Persistence: I believe that history can be a powerful teacher of the principle of persistence in the face of failure. This is an important lesson for young people, many of whom have grown up in an environment of plenty where deferred gratification is not part of the vocabulary, and most of whom have never made less than a B in a course. Some of the greatest achievements in mechanical engineering (e.g., diesel and jet engines) came about only after years of multiple, often catastrophic, failures. When I introduce these innovations in my classes, I like to tell the stories of their inventors and the trials and tribulations they faced in bringing their inventions to fruition. These stories are more than just entertaining … they carry a powerful message that is central to the education of a professional engineer.
Then, there is what I call the "50th percentile" problem. It is tempting, as teachers, to focus most of our attention on the best of our students, the top 25% who sit in the first couple of rows, who get all the homework right without help, and make near-perfect scores on all the exams. Over the years, however, I have come to appreciate another group of students who, while not superstars, are hardworking and really want to do well. They are the ones who come to my office in embarrassment after failing the first exam wanting to know if there's any way they'll be able to pass. They generally have gotten off to a slow start, gotten behind the curve, and lost their self-confidence. I try to reassure these students that there's still a long way to go, both in my course and in their lives, and that early failure is not uncommon in our chosen profession. I sit down with them and go over their papers to pinpoint the source of their problems, then invite them to come to my office hours on a regular weekly basis before the next exam. This almost always results in improved performance, sometimes to an impressive degree, and can be a transformative experience for the student.

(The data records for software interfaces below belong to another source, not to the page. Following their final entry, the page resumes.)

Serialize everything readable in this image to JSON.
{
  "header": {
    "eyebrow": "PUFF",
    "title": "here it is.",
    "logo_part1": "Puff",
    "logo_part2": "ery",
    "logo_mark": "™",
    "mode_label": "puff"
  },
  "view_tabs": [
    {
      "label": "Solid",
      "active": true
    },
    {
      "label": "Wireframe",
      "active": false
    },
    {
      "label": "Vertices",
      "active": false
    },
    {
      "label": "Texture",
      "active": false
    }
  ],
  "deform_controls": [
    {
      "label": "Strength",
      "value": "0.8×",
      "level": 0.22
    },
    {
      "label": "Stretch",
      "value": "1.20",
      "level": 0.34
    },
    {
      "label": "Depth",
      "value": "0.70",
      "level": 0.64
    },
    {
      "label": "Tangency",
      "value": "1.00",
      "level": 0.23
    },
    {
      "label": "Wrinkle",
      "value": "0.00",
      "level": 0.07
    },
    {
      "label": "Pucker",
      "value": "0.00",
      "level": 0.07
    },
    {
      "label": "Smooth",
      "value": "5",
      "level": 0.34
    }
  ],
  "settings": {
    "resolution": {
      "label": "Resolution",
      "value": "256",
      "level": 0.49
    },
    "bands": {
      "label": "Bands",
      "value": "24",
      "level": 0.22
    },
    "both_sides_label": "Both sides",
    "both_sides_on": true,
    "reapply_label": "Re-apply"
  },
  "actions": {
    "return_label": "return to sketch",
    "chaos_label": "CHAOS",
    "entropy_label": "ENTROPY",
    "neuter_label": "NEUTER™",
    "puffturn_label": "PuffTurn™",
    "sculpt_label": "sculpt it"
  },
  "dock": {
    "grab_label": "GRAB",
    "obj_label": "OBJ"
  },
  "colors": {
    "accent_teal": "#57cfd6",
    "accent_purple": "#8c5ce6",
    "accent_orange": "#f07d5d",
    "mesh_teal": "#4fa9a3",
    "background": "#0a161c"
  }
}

Because thermodynamics is a "gateway" course to the rest of the Mechanical Engineering curriculum, those students who fail to make the required C frequently come to me to ask whether they should even try to continue their engineering studies. For these students, I relate my own true story, that thermodynamics was the first (and only) course I failed in college and had to take over again. I also remind them of my "heroes," who made great contributions to the field of engineering after overcoming not only failures in the lab but the doubts of their supporters.
In my career at UT, I have attended virtually every commencement exercise for our engineering students. Nothing gives me more satisfaction than seeing the faces and meeting the families of those I've been honored to teach as they walk across the platform to receive their diplomas. And of those, the “hook ‘em” sign from the 50th percentilers whom I talked out of quitting bring me the greatest pleasure of all.